It makes for pretty pictures and maybe even a conversation starter in the car - much like many drives with your family and friends, I'm sure at some point you look up in the sky and wonder, how does that happen? The conversation starter today? Virga. In its simplest form, it's rain falling from a cloud but it's evaporating before it hits the ground. Image 1 is a picture of Virga courtesy NC State University. In it you see a cloud with some 'stuff" coming out of the bottom. They look like thin gray streaks stretching down towards Earth. We identify that "stuff" as virga. It almost looks like someone took a pencil and started erasing the cloud. Another way virga forms is a result of a strong updraft. These are winds associated with a strong thunderstorm. If the winds are blowing into the storm faster than the rain falling, the result - virga.
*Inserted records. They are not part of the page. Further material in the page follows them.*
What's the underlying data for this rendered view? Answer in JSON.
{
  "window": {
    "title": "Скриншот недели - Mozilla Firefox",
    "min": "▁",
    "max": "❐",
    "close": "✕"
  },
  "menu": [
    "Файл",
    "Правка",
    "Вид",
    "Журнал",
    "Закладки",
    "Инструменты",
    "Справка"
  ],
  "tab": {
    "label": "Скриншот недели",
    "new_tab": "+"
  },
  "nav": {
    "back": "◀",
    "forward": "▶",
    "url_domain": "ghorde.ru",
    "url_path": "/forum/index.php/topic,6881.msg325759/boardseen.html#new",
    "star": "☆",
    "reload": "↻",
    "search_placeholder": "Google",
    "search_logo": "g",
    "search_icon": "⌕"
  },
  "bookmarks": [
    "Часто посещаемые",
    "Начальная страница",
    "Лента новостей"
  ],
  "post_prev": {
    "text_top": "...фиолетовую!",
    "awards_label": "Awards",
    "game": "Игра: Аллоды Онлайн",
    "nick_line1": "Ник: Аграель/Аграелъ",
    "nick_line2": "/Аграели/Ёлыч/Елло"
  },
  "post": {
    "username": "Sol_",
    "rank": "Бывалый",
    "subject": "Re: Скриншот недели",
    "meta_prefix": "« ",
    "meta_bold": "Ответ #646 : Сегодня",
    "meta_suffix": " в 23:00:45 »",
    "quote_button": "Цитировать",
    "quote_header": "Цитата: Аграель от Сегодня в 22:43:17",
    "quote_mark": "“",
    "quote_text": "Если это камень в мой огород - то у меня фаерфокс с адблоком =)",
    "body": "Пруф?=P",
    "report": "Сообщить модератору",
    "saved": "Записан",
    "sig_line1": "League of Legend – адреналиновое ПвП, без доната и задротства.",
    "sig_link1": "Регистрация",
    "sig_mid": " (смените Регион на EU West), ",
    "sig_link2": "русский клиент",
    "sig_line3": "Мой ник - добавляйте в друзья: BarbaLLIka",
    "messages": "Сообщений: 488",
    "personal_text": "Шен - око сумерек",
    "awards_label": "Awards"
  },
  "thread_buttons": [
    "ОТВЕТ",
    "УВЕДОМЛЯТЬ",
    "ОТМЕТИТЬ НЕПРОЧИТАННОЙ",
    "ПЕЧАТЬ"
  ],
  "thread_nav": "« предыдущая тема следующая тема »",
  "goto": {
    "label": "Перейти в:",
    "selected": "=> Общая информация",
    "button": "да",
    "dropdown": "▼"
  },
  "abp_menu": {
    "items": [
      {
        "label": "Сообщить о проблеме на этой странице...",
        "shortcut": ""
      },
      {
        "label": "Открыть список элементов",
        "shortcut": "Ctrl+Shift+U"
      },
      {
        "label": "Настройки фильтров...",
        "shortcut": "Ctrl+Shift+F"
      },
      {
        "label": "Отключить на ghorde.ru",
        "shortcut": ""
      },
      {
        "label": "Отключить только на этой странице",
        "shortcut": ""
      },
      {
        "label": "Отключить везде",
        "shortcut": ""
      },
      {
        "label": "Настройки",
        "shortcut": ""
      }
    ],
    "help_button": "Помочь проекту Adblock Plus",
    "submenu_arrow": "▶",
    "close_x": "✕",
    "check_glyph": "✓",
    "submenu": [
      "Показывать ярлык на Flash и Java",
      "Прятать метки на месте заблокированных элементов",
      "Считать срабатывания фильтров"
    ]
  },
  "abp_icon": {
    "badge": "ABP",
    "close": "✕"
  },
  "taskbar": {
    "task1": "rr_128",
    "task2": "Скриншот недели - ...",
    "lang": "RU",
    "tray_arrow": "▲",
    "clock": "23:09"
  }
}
In the second image I highlighted exactly what I'm referencing. See it now? Technically it's raining in the circled area, but because the air is so warm below the base of the cloud, it's evaporating before it reaches the ground. In some instances, it will show up on our Live First Alert Doppler Radar as rain. And that my friends, can make it tricky to determine whether it's indeed rain or virga. How do we know either way? One way is by your pictures. As stated earlier, these types of clouds make for pretty portraits. Another way to determine if the "rain" is reaching the ground, is knowing the type of air mass at the surface. If it's a very warm air mass and the radar returns are representing very light rain - it may be safe to assume the rain is not reaching the ground. Of course, if there's a weather observation station near this particular cloud, this would be yet another way to help us decipher rain vs. virga.
I hope you learned something new today! Have a weather question? Feel free to e-mail me and it may be featured in a blog post soon!
As always, thanks for connecting and watching WLBT!